Pharmacy startup Blink Health has a new approach for how it provides discounts to patients paying for prescriptions in cash.
After its relationship with pharmacy benefit manager MedImpact soured and major pharmacies left the Blink network, Blink helped set up a new middleman to manage its relationships with pharmacies, called Blue Eagle.
For healthcare startup Blink Health, shaking up the prescription drug industry hasn’t gone as planned.
Two of the largest pharmaceutical chains in the US stopped working with Blink in 2017, and its relationship with its biggest business partner soured shortly after.
New York-based Blink, which provides prescription drug discounts to patients through a free app and has raised $165 million in venture funding, is now taking matters into its own hands.
Blink said on Wednesday it is creating an alternative to large pharmaceutical middlemen known as pharmacy benefit managers, which negotiate drug prices on behalf of health plans and employers.
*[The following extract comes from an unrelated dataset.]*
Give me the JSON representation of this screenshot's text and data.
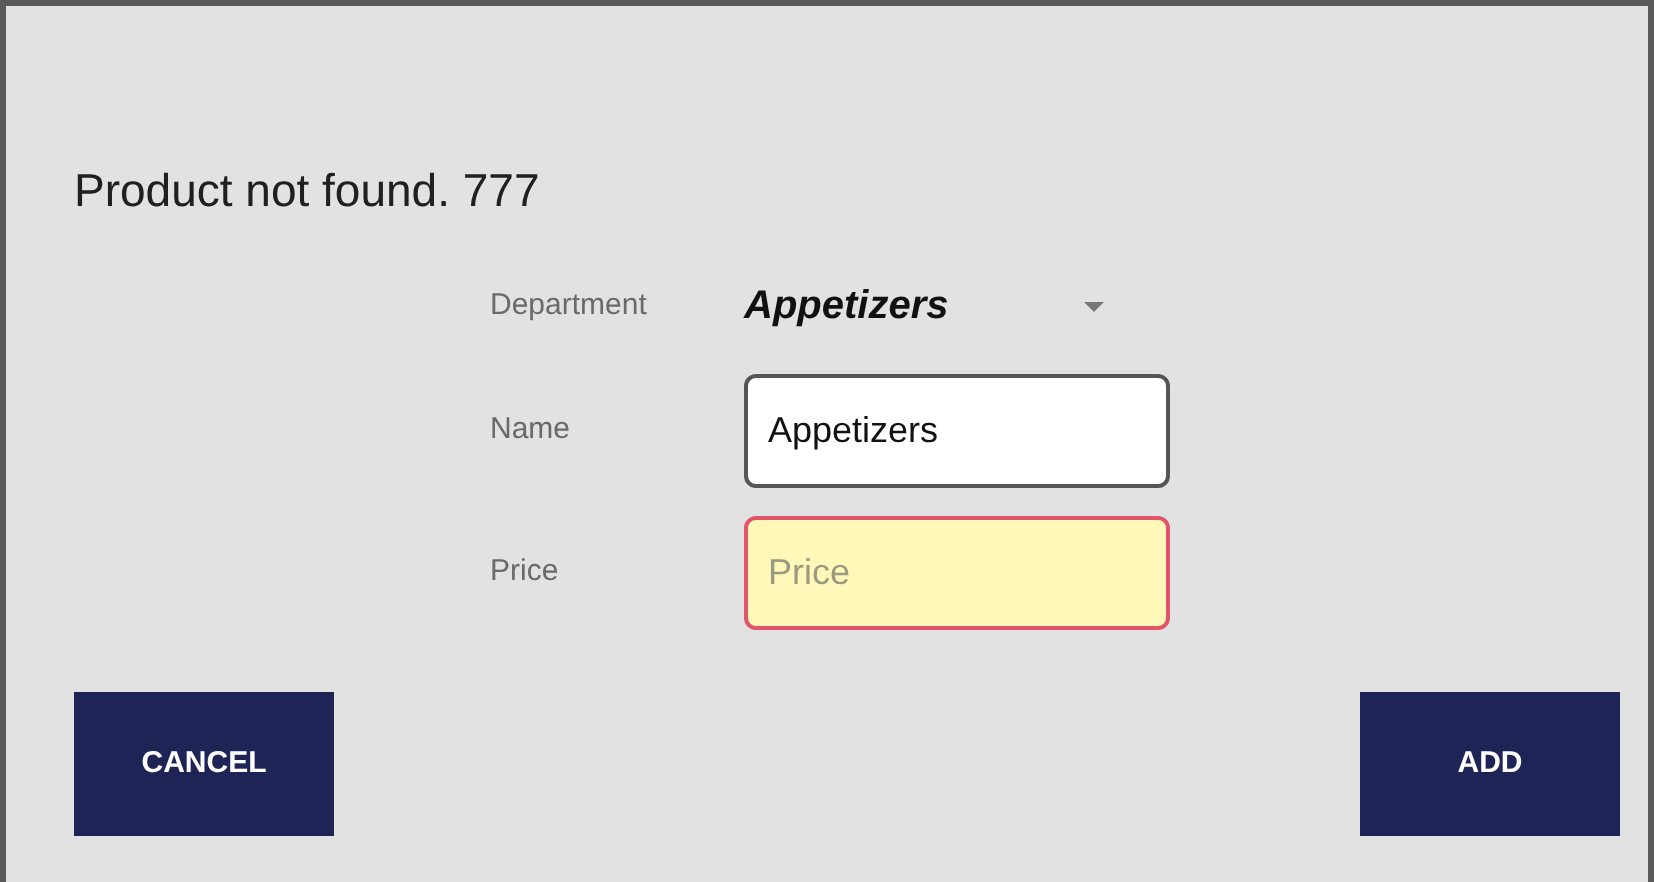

President Donald Trump in May called out the middlemen in the pharmaceutical industry as part of his plan to tackle high drug prices.
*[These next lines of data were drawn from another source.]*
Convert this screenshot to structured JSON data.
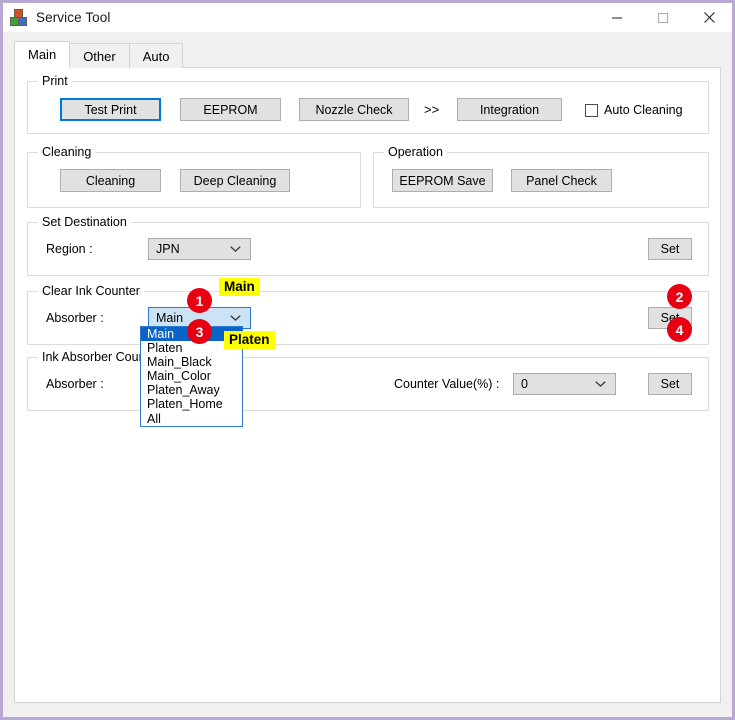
{
  "window": {
    "title": "Service Tool",
    "icon": "app-blocks-icon",
    "controls": {
      "minimize": "minimize-icon",
      "maximize": "maximize-icon",
      "close": "close-icon"
    },
    "border_color": "#b9a8d4"
  },
  "tabs": [
    {
      "label": "Main",
      "active": true
    },
    {
      "label": "Other",
      "active": false
    },
    {
      "label": "Auto",
      "active": false
    }
  ],
  "groups": {
    "print": {
      "title": "Print",
      "buttons": [
        {
          "label": "Test Print",
          "focused": true
        },
        {
          "label": "EEPROM",
          "focused": false
        },
        {
          "label": "Nozzle Check",
          "focused": false
        },
        {
          "label": "Integration",
          "focused": false
        }
      ],
      "separator": ">>",
      "checkbox": {
        "label": "Auto Cleaning",
        "checked": false
      }
    },
    "cleaning": {
      "title": "Cleaning",
      "buttons": [
        {
          "label": "Cleaning"
        },
        {
          "label": "Deep Cleaning"
        }
      ]
    },
    "operation": {
      "title": "Operation",
      "buttons": [
        {
          "label": "EEPROM Save"
        },
        {
          "label": "Panel Check"
        }
      ]
    },
    "set_destination": {
      "title": "Set Destination",
      "region_label": "Region :",
      "region_value": "JPN",
      "set_button": "Set"
    },
    "clear_ink_counter": {
      "title": "Clear Ink Counter",
      "absorber_label": "Absorber :",
      "absorber_value": "Main",
      "set_button": "Set",
      "dropdown_open": true,
      "options": [
        {
          "label": "Main",
          "selected": true
        },
        {
          "label": "Platen",
          "selected": false
        },
        {
          "label": "Main_Black",
          "selected": false
        },
        {
          "label": "Main_Color",
          "selected": false
        },
        {
          "label": "Platen_Away",
          "selected": false
        },
        {
          "label": "Platen_Home",
          "selected": false
        },
        {
          "label": "All",
          "selected": false
        }
      ]
    },
    "ink_absorber_counter": {
      "title": "Ink Absorber Counter",
      "absorber_label": "Absorber :",
      "counter_label": "Counter Value(%) :",
      "counter_value": "0",
      "set_button": "Set"
    }
  },
  "annotations": {
    "badges": [
      {
        "number": "1"
      },
      {
        "number": "2"
      },
      {
        "number": "3"
      },
      {
        "number": "4"
      }
    ],
    "highlights": [
      {
        "text": "Main"
      },
      {
        "text": "Platen"
      }
    ],
    "badge_color": "#e60012",
    "highlight_color": "#ffff00"
  }
}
The new company, called Blue Eagle, is working in partnership with Blink to manage a network of pharmacies where Blink’s discounts can be used.
“If we were going to create an alternative to the prescription management industrial complex, we needed to create a system that worked for pharmacies, worked for patients, and worked for manufacturers,” said Blink CEO Geoffrey Chaiken.
In the US, patients are feeling the effect of higher drug prices. Health plans with high deductibles —the amount of money paid out of pocket before insurance kicks in — are leaving patients on the hook for close to the full price of a medication. It’s led to people paying as much as a mortgage payment for a monthly supply of the live-saving diabetes medication …read more
Source:: Business Insider